MAM Collection 017 presents Sawa’s six-channel video installation hako (2007). The title hako, meaning “box,” has its origins in the psychotherapy technique of sand play. In sand play therapy, the patient arranges toys and miniature objects in a sandbox to create a three-dimensional version of the mental state they are unable to express verbally, the aim being to enhance the self-healing powers present in the unconscious. Here videos including image of a room with hints of human presence, a Ferris wheel at the beach, fireworks lighting up the night sky at a harbor, and a shrine sitting deep in a forest are projected on upright screens. Accompanied by a soundtrack that feel at once somehow familiar, images locked away in the depths of people’s memories play in synchronized fashion, merging into a single scene.
MAM Collection 017 presents a version reconfigured to underscore the worldview of the sand play therapy that originally inspired the work. hako is also joined here by a drawing of a dream-eating sheep, and the video work featuring superimposed afterimages of a dancer. The resonance between these different works entices viewers into a landscape where unconscious and conscious, dream and reality intersect.

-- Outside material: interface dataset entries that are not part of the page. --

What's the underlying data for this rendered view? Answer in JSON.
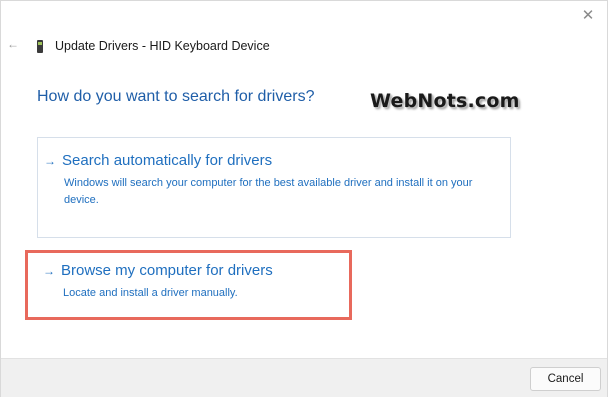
{
  "window": {
    "close_glyph": "✕",
    "back_glyph": "←",
    "title": "Update Drivers - HID Keyboard Device"
  },
  "heading": "How do you want to search for drivers?",
  "watermark": "WebNots.com",
  "options": [
    {
      "arrow": "→",
      "title": "Search automatically for drivers",
      "description": "Windows will search your computer for the best available driver and install it on your device."
    },
    {
      "arrow": "→",
      "title": "Browse my computer for drivers",
      "description": "Locate and install a driver manually.",
      "highlight_color": "#e8695c"
    }
  ],
  "footer": {
    "cancel_label": "Cancel"
  },
  "colors": {
    "accent": "#1f6fbf",
    "highlight": "#e8695c"
  }
}
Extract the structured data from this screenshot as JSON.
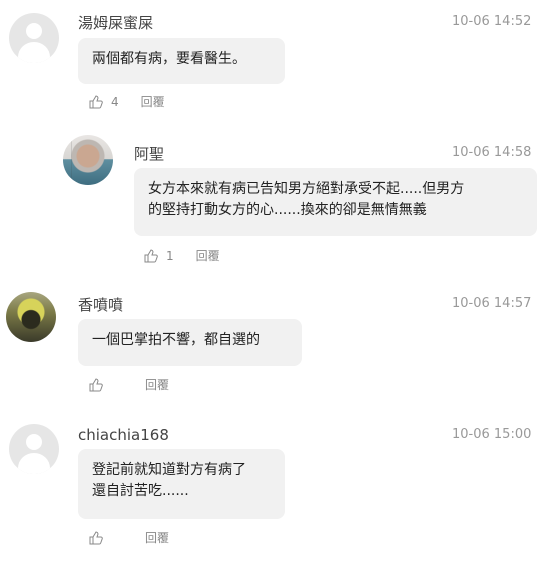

Sawa Hiraki has exhibited in international exhibitions such as the Biennale of Sydney (2010), Biennale de Lyon (France, 2013), Reborn Art Festival (Miyagi, Japan, 2017), Taiwan International Video Art Exhibition (Taipei, 2020) among others. His museum presentations include the Nam June Paik Art Center (Seoul, 2014), 21st Century Museum of Contemporary Art, Kanazawa (Japan, 2018), Vincom Centre for Contemporary Art (Hanoi, 2018) and the University Museum of Navarra (Spain, 2019). In 2016, participated in the exhibition Roppongi Crossing 2016: My Body, Your Voice at the Mori Art Museum.